FETANYL | A new report from the U.S. Centers for Disease Control and Prevention says the number of drug overdose deaths involving the synthetic opioid fentanyl more than tripled in the U.S. in recent years — from 5.7 per 100,000 people in 2016 to 21.6 per 100,000 in 2021. [full report] [more]

GLOBAL HUNGER | The Global Network against Food Crises, an alliance of humanitarian organizations founded by the U.N. and European Union, says in its annual Global Report on Food Crises that the global number of people facing acute food insecurity and requiring urgent food aid grew for the fourth consecutive year to 258 million in 2022. The report suggests that conflicts, climate change, ongoing effects of the COVID-19 pandemic, and the war in Ukraine played roles in the increase. [more]

SERBIA | A seventh-grade student has been arrested in Belgrade, Serbia, after he reportedly fired multiple shots at students and staff at the city’s Vladislav Ribnikar elementary school earlier today. Authorities say eight students and a school security guard were killed in the shooting. [more]

ISRAEL AND GAZA | Israeli forces conducted airstrikes on targets in Gaza yesterday in response to a series of rocket attacks that followed the death in an Israeli prison of Khader Adnan, a high-profile Islamic Jihad leader who had been staging a hunger strike for nearly three months. [more]

FRANCE | Protests took place across France yesterday against the government’s plan to raise the retirement age from 62 to 64 — one day ahead of an expected Constitutional Council ruling on whether opponents of the measure can begin legislative or referendum-based efforts to restore the minimum retirement age of 62. Government officials say about 800,000 people took part in yesterday’s protests, while protest organizers say about 2.3 million people participated. [more]
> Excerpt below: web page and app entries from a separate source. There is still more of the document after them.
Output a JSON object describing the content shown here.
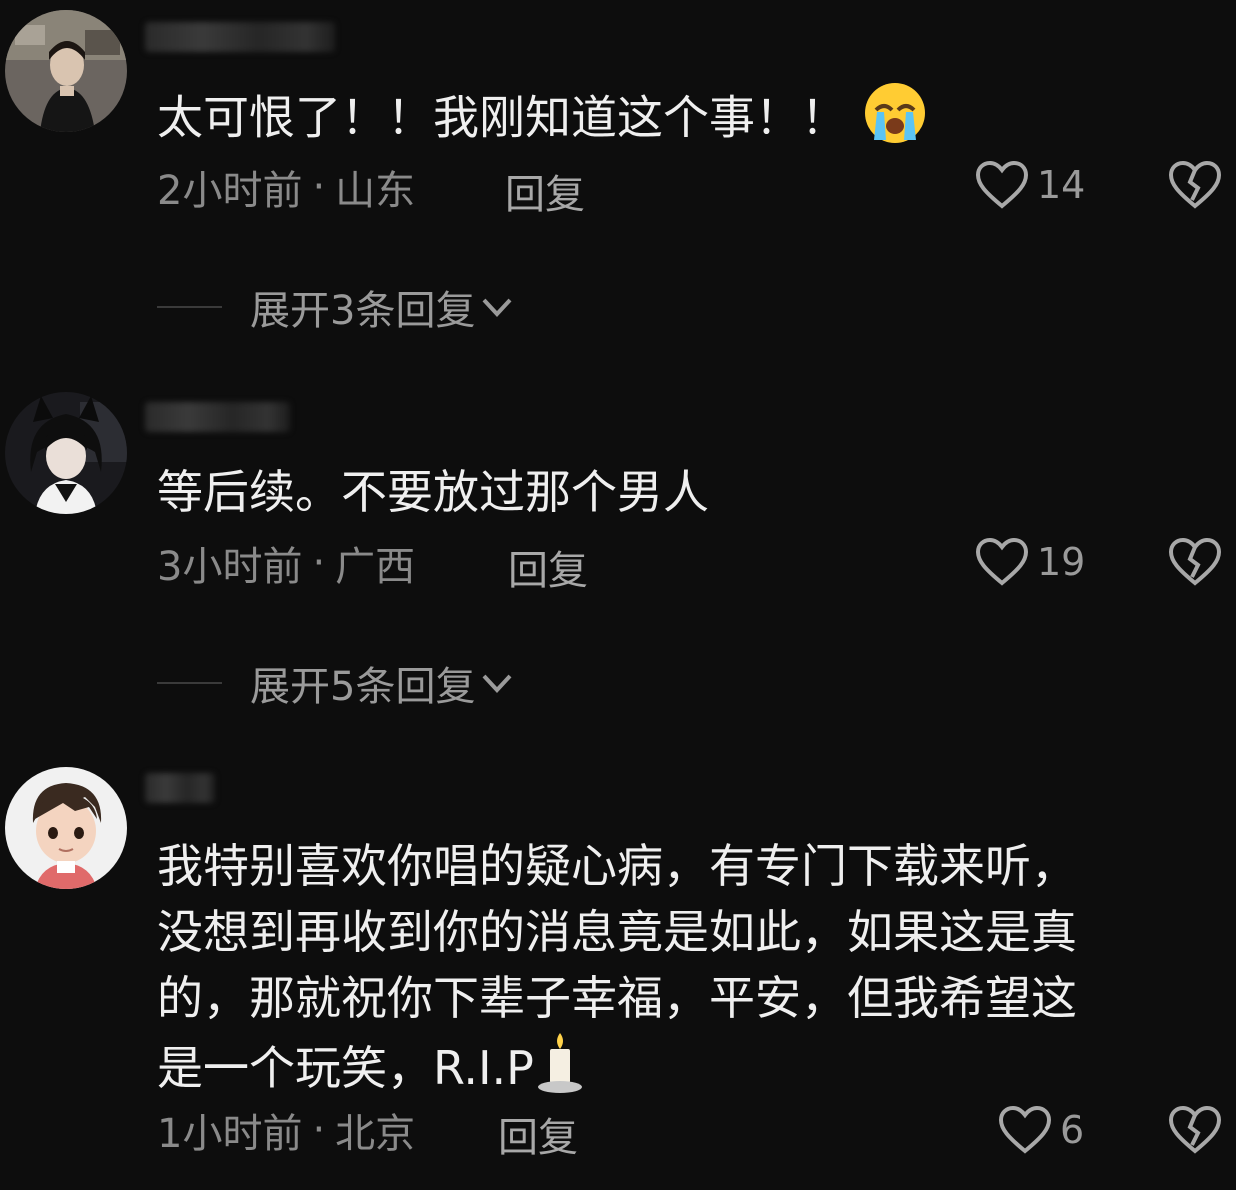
{
  "comments": [
    {
      "text": "太可恨了！！我刚知道这个事！！",
      "emoji": "loudly-crying-face-emoji",
      "time": "2小时前",
      "separator": "·",
      "location": "山东",
      "reply_label": "回复",
      "likes": "14",
      "expand_label": "展开3条回复"
    },
    {
      "text": "等后续。不要放过那个男人",
      "time": "3小时前",
      "separator": "·",
      "location": "广西",
      "reply_label": "回复",
      "likes": "19",
      "expand_label": "展开5条回复"
    },
    {
      "lines": [
        "我特别喜欢你唱的疑心病，有专门下载来听，",
        "没想到再收到你的消息竟是如此，如果这是真",
        "的，那就祝你下辈子幸福，平安，但我希望这",
        "是一个玩笑，R.I.P"
      ],
      "emoji": "candle-emoji",
      "time": "1小时前",
      "separator": "·",
      "location": "北京",
      "reply_label": "回复",
      "likes": "6"
    }
  ],
  "icons": {
    "like": "heart-outline-icon",
    "dislike": "broken-heart-icon",
    "expand": "chevron-down-icon"
  },
  "colors": {
    "background": "#0d0d0d",
    "primary_text": "#efefef",
    "secondary_text": "#8a8a8a"
  }
}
KENYA | Police clashed with anti-government protesters in the Kenyan capital of Nairobi yesterday as opposition lawmakers marched to the offices of President William Ruto to present a petition for electoral and economic reforms. [more]

MYANMAR | State-run MRTV television reports that Myanmar’s ruling military council has announced plans to release more than 2,100 political prisoners as a humanitarian gesture. Those released were all convicted on charges of violating laws against spreading false news or comments that create public unrest or fear. [more]

SYRIA AND IRAN | Iranian President Ebrahim Raisi — a major supporter of Syria’s government in the decade-old Syrian civil war — met with Syrian President Bashar Assad today in Damascus for talks aimed at boosting cooperation between the two Middle East allies. [more]

DARK WEB | Authorities in the U.S. and Europe have announced the arrests of 288 people, the confiscation of more than $50 million, and the seizure of about 850 kilograms of drugs as part of a joint operation to take down the “Monopoly Market” dark web drug trafficking marketplace. [more]

PRESS FREEDOM | The U.N. Educational Scientific and Cultural Organization, or UNESCO, has awarded its 2023 World Press Freedom Prize to three imprisoned Iranian female journalists — Niloufar Hamedi, Elaheh Mohammadi, and Narges Mohammadi — “for their commitment to truth and accountability.” [more]

BROADWAY | Nominations for Broadway’s 2023 Tony Awards were announced yesterday, led by “Some Like It Hot” with 13 nominations. Three shows tied with nine nominations each, including “& Juliet,” “New York, New York,” and “Shucked.” [full nominations list] [more]

TODAY IN HISTORY | On this date in 1979, Margaret Thatcher of the Conservative Party was elected British prime minister, becoming the first woman in Europe to hold that post. She later became the longest continuously serving British premier since 1827.  [more history]

Support independent information for independent minds.

Sign up for a free or supporting membership to further our mission.